TASK DETAILS: Output every entry below exactly as it is written.

Top of MATERIAL FOR THE TASK

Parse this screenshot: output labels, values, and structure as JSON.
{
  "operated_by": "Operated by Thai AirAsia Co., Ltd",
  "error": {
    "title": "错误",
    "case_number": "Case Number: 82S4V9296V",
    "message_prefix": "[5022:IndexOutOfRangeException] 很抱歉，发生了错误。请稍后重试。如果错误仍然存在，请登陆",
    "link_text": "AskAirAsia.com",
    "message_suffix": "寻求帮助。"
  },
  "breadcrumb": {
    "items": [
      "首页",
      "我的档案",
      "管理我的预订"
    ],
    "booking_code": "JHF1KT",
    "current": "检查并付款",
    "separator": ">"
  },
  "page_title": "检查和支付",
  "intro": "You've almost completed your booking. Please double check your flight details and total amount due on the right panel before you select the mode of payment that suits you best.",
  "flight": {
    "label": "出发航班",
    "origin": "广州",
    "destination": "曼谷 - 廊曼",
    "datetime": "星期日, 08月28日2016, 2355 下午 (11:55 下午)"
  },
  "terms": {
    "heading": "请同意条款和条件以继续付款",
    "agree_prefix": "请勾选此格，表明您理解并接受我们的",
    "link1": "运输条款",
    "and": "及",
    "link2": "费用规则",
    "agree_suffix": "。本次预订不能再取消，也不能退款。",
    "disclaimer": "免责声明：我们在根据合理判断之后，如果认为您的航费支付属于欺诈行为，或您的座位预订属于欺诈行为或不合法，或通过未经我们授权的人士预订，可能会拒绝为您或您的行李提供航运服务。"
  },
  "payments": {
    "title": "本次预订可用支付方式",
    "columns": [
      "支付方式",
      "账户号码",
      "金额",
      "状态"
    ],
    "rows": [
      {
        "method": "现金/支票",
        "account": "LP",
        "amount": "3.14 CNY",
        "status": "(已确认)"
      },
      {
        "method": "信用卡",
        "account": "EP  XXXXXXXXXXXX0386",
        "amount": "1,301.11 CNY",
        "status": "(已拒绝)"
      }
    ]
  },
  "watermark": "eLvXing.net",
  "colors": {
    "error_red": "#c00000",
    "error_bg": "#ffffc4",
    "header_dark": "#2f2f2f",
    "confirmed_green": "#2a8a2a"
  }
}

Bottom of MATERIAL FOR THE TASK

PROBLEM SOLUTION:
Parse this screenshot: output labels, values, and structure as JSON.
{
  "operated_by": "Operated by Thai AirAsia Co., Ltd",
  "error": {
    "title": "错误",
    "case_number": "Case Number: 82S4V9296V",
    "message_prefix": "[5022:IndexOutOfRangeException] 很抱歉，发生了错误。请稍后重试。如果错误仍然存在，请登陆",
    "link_text": "AskAirAsia.com",
    "message_suffix": "寻求帮助。"
  },
  "breadcrumb": {
    "items": [
      "首页",
      "我的档案",
      "管理我的预订"
    ],
    "booking_code": "JHF1KT",
    "current": "检查并付款",
    "separator": ">"
  },
  "page_title": "检查和支付",
  "intro": "You've almost completed your booking. Please double check your flight details and total amount due on the right panel before you select the mode of payment that suits you best.",
  "flight": {
    "label": "出发航班",
    "origin": "广州",
    "destination": "曼谷 - 廊曼",
    "datetime": "星期日, 08月28日2016, 2355 下午 (11:55 下午)"
  },
  "terms": {
    "heading": "请同意条款和条件以继续付款",
    "agree_prefix": "请勾选此格，表明您理解并接受我们的",
    "link1": "运输条款",
    "and": "及",
    "link2": "费用规则",
    "agree_suffix": "。本次预订不能再取消，也不能退款。",
    "disclaimer": "免责声明：我们在根据合理判断之后，如果认为您的航费支付属于欺诈行为，或您的座位预订属于欺诈行为或不合法，或通过未经我们授权的人士预订，可能会拒绝为您或您的行李提供航运服务。"
  },
  "payments": {
    "title": "本次预订可用支付方式",
    "columns": [
      "支付方式",
      "账户号码",
      "金额",
      "状态"
    ],
    "rows": [
      {
        "method": "现金/支票",
        "account": "LP",
        "amount": "3.14 CNY",
        "status": "(已确认)"
      },
      {
        "method": "信用卡",
        "account": "EP  XXXXXXXXXXXX0386",
        "amount": "1,301.11 CNY",
        "status": "(已拒绝)"
      }
    ]
  },
  "watermark": "eLvXing.net",
  "colors": {
    "error_red": "#c00000",
    "error_bg": "#ffffc4",
    "header_dark": "#2f2f2f",
    "confirmed_green": "#2a8a2a"
  }
}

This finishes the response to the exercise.